The viol became obsolete around the end of the Baroque era, supplanted by the cello, which occupied approximately the same pitch range with considerably more assertiveness, brilliance and agility. But it still had its devotees (the painter Sir Joshua Reynolds, for example) well into the age of classicism, and today it is enjoying a spectacular revival -- if anything about that gentle, slow-paced, fuzzy-sounding instrument can be considered spectacular.

In any case, the viol (also known by its Italian name, viola da gamba) may have more devotees and players today than at any time since the 17th century -- and it is probably being played at a higher average level of technical proficiency than ever before. At least that seemed to be the case last night, when the New York Consort of Viols (Lucy Bardo, Judith Davidoff, Susan Iadone and Rosamund Morley) played at the United Church at 1920 G St. NW.

The program, focusing on English and Italian music, spanned a bit more than a century, from the time of Diego Ortiz (1510-1570) to Henry Purcell (1659-1695). It gave each of the group's members a bit of solo opportunity but focused on the viol's rich repertoire of ensemble music.

The blend of tones, from treble to bass, was remarkably smooth -- partly because these are extremely skilled players, but also because instruments of this family work together particularly well in ensemble playing. The styles ranged from relatively simple dances to elaborate, free-form fantasias, and a special sort of pinnacle was reached in two sets of divisions (essentially, discussions by two instruments on ways a melody can be ornamented or altered) by Thomas Tompkins.
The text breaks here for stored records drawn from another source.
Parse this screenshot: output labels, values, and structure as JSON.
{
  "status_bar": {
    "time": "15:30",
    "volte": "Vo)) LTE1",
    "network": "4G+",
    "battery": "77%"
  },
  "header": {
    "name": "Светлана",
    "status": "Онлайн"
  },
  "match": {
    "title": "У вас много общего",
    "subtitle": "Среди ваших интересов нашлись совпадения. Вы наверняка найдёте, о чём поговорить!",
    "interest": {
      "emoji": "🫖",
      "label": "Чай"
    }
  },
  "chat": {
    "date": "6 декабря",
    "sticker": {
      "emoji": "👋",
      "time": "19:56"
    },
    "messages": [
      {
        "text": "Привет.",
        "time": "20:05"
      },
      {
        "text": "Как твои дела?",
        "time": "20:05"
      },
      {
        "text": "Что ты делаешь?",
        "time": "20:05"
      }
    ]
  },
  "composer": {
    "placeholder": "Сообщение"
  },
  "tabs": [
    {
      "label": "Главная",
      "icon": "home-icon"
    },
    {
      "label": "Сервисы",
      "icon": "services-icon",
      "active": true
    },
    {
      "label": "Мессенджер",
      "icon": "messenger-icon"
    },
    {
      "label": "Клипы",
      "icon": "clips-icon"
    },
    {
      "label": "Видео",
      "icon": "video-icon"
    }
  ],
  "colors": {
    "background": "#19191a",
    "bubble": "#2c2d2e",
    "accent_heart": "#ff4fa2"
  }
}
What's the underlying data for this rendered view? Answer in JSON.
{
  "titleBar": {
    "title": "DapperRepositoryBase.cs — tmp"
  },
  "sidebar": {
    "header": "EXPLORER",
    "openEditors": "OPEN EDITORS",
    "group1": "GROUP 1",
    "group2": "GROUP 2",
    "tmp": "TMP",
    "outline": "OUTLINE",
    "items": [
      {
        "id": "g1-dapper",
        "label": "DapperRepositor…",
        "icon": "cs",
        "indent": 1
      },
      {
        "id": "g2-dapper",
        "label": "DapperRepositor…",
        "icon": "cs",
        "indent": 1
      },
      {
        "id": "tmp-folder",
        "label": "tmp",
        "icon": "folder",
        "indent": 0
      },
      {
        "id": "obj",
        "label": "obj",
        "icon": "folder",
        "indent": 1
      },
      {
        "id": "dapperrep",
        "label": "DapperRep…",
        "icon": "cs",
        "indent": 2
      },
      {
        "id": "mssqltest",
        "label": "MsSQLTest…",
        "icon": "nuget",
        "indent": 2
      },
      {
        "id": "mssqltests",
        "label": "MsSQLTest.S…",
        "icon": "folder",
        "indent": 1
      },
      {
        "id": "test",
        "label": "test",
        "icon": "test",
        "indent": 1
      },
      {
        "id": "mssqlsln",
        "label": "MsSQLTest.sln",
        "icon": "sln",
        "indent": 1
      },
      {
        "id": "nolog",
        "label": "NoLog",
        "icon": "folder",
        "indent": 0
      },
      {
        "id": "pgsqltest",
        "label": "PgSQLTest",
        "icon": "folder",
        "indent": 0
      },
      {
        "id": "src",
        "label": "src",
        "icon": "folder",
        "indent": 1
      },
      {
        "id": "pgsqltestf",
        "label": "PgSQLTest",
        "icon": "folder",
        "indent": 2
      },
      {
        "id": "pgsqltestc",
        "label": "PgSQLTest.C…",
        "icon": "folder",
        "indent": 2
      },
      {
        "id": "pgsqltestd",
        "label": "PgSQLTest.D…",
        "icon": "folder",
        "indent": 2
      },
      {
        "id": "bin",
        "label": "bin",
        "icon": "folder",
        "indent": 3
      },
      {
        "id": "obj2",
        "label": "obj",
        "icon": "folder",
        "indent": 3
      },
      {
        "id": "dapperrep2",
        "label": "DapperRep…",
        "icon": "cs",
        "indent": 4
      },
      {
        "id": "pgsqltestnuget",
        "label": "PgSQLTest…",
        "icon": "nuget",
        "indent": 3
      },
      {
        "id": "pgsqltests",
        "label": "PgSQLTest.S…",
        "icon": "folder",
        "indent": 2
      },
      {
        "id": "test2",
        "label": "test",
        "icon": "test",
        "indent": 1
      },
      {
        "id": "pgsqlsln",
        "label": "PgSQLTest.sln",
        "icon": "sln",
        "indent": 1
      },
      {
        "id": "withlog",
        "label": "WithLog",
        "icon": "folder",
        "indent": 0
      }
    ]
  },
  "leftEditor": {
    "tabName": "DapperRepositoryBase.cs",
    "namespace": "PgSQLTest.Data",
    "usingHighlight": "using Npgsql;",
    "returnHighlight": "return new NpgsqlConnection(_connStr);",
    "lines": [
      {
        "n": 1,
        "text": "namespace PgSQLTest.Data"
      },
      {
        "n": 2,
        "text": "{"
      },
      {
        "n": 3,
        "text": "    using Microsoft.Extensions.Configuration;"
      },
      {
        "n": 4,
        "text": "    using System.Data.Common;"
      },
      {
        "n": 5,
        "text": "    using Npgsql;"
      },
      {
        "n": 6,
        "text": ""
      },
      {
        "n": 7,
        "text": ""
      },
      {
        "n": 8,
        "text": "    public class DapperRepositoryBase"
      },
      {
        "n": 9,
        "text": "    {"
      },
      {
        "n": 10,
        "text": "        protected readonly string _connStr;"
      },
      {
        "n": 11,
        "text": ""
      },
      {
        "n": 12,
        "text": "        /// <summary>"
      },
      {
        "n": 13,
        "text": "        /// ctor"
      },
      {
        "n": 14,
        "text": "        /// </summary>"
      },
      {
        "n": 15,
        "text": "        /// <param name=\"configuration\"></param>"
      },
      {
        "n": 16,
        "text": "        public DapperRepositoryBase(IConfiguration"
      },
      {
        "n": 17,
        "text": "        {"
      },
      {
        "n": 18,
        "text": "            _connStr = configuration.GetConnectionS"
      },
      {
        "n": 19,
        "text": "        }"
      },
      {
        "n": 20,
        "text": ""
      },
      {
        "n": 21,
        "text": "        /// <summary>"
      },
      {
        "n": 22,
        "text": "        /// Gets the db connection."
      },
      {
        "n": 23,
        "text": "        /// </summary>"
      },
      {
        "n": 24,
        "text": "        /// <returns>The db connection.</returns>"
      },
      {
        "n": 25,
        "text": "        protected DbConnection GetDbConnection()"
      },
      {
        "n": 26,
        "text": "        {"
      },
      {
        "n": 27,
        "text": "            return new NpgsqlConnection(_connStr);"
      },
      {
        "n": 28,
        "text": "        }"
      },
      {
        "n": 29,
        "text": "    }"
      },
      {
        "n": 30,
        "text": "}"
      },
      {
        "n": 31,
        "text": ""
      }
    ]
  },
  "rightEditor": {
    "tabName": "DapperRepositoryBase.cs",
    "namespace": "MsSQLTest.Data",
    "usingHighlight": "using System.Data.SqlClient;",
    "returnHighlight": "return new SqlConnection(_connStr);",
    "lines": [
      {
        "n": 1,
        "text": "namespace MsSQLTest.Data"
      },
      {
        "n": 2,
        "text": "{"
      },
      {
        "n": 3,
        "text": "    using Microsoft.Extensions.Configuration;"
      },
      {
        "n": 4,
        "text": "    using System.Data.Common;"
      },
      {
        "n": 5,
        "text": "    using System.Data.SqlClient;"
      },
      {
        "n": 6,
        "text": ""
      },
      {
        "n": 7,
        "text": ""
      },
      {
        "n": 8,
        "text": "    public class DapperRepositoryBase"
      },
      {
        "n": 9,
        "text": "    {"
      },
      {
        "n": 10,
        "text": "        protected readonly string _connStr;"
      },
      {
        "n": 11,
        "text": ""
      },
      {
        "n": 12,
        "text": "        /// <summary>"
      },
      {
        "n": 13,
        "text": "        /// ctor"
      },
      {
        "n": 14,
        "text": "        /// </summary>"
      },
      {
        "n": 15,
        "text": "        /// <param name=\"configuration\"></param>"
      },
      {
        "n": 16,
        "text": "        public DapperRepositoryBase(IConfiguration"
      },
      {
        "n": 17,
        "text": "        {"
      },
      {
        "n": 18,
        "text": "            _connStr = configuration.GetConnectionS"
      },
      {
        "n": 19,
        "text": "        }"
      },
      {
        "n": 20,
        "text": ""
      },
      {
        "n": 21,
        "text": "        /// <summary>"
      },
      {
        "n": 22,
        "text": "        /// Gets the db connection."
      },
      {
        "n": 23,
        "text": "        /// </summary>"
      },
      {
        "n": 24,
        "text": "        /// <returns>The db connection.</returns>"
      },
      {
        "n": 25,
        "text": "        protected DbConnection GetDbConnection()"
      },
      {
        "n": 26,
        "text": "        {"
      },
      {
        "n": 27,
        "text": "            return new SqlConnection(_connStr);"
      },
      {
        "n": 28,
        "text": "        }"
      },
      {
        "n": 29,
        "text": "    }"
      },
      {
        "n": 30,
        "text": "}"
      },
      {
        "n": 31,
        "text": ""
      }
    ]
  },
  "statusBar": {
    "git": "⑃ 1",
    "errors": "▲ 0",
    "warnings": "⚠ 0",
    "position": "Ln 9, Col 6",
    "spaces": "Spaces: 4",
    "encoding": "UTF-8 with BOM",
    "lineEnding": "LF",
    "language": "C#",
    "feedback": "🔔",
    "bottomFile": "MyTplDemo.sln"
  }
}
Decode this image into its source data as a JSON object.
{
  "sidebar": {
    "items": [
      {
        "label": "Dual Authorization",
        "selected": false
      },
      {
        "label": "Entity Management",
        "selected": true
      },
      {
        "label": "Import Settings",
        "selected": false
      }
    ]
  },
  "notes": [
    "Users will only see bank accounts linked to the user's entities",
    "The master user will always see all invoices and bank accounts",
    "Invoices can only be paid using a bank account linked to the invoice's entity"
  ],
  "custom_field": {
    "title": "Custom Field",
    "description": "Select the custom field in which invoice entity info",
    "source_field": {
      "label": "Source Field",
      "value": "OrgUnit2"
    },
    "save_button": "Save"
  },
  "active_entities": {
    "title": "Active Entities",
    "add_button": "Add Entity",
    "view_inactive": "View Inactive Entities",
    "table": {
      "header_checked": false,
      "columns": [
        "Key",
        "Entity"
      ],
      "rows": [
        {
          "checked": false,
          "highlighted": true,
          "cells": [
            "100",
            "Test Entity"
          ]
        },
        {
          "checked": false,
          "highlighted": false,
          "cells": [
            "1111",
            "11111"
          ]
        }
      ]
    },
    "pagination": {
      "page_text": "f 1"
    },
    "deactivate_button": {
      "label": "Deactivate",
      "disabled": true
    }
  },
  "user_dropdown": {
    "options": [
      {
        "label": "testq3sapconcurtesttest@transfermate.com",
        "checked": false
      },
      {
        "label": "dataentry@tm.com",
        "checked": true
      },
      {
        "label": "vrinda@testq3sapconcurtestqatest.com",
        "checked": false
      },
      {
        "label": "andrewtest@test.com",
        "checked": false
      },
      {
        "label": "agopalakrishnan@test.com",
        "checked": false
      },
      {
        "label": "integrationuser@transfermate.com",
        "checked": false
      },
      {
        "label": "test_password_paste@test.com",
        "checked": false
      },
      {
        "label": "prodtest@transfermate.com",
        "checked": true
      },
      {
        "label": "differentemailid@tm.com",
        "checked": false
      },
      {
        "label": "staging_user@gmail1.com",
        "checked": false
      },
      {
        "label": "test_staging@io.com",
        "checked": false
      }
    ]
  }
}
All the performers were excellent; Davidoff had moments of absolute glory.